Tuesday, October 9, 2012
A squad of British soldiers (among its members are Sean Pertwee as the grizzled sergeant and Kevin McKidd as the main character Cooper) is on a training exercise in the Scottish wilderness when it stumbles upon the dismembered remains of the Special Forces team they were supposed to operate with, along with the injured Captain Ryan (Liam Cunningham). As the night begins to grow, the squad is attacked by a ferocious enemy with a lot of hair, claws, sharp teeth, and a bad attitude. The men are saved by Megan (Emma Cleasby), who drives them to an isolated house where the werewolves besiege them, and the humans try to survive the night as their ammunition and numbers dwindle.
I'm trying to think of a plot element in Dog Soldier that hasn't been done before, and I can't seem to recall any. We get the soldiers fighting off the first wave of monster attacks, the escape attempt that ends disastrously, the infected member of the group putting the others at risk, and the final confrontation with one big, bad baddie, but like I said, it's done remarkably well with great conviction on the part of the cast. The characters might only be written in the most basic terms - the hero, the gruff leader, the girl, the sneak, the scared kid, the gung-ho soldier - but the actors all work together, and no one seems out of place.
Filmed on a low-budget in Luxemburg at mostly one location, Dog Soldiers never feels cheap or small. Granted the one full transformation occurs off-screen (but is built up effectively), but the werewolves look great when we see them. Marshall creates tension by keeping them in the shadows, only showing glimpses of fangs, snouts, or claws or giving us black-and-white point-of-view shots. Plenty of times we only see a claw slashing through a window or a door as the soldiers desperately try to fight them off.
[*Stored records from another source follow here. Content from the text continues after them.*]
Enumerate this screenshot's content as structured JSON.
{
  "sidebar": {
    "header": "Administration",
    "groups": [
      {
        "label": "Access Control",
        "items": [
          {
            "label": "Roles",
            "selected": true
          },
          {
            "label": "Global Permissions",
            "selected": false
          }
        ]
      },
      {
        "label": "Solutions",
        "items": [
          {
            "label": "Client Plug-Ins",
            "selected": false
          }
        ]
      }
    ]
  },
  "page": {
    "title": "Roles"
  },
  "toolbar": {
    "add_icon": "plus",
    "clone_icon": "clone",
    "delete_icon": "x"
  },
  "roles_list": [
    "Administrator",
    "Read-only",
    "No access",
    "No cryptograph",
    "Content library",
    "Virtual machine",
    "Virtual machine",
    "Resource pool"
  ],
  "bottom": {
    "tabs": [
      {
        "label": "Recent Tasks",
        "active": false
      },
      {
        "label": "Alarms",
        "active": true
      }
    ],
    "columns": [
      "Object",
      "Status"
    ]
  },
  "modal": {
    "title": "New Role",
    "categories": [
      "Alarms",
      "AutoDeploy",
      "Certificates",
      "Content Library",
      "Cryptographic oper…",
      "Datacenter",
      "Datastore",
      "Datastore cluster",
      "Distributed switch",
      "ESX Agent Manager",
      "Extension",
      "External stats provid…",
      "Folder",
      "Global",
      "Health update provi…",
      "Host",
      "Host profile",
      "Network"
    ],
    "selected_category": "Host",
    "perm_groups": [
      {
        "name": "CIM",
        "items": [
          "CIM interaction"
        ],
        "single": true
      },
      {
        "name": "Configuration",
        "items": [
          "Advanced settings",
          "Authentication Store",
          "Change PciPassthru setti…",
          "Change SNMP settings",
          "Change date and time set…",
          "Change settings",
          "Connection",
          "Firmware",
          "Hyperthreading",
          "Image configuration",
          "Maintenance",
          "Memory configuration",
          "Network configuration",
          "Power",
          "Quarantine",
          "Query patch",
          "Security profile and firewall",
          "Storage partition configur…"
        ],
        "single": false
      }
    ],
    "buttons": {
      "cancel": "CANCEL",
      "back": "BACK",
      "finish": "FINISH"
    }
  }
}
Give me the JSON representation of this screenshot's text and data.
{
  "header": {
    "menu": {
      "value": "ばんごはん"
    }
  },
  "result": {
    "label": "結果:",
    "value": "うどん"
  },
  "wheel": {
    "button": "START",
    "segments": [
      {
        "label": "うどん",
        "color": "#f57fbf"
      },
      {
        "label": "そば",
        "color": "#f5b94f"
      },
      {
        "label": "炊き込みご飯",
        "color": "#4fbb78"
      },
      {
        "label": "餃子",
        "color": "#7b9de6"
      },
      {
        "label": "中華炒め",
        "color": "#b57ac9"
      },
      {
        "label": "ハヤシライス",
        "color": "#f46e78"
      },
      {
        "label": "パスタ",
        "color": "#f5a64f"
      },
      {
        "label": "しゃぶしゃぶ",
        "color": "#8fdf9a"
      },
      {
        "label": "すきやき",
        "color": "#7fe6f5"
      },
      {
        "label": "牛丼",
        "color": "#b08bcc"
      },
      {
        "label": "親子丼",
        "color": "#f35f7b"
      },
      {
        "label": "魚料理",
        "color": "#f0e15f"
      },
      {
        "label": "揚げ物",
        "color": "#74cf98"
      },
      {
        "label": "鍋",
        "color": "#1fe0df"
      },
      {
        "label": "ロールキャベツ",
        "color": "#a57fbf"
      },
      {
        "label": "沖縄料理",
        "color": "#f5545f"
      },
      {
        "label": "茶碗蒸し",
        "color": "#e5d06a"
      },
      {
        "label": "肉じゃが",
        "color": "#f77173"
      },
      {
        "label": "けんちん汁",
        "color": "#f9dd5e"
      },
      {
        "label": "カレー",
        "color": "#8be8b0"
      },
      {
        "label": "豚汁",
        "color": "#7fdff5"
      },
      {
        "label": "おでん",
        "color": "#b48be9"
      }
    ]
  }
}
In short, if you're a horror fan, Dog Soldiers is worth checking out. It strikes a fine balance between the horrific blood-and-guts stuff and the more tongue-in-cheek macho humor. Easily the finest of its sort since Predator.